Owner name: JOHNSON CONTROLS TECHNOLOGY COMPANY, MICHIGAN
Free format text: ASSIGNMENT OF ASSIGNORS INTEREST;ASSIGNORS:SCHNETZKA, HAROLD R.;JADRIC, IVAN;MANOOR, SHREESHA ADIGA;AND OTHERS;REEL/FRAME:020629/0675;SIGNING DATES FROM 20080108 TO 20080218

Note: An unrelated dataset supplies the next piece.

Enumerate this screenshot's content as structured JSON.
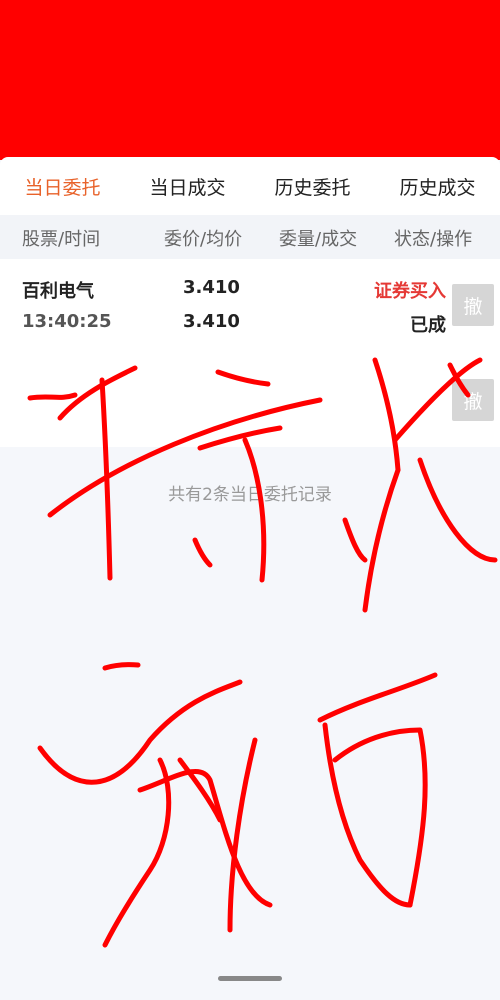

Free format text: ASSIGNMENT OF ASSIGNORS INTEREST;ASSIGNORS:SCHNETZKA, HAROLD R.;JADRIC, IVAN;MANOOR, SHREESHA ADIGA;AND OTHERS;SIGNING DATES FROM 20080108 TO 20080218;REEL/FRAME:020629/0675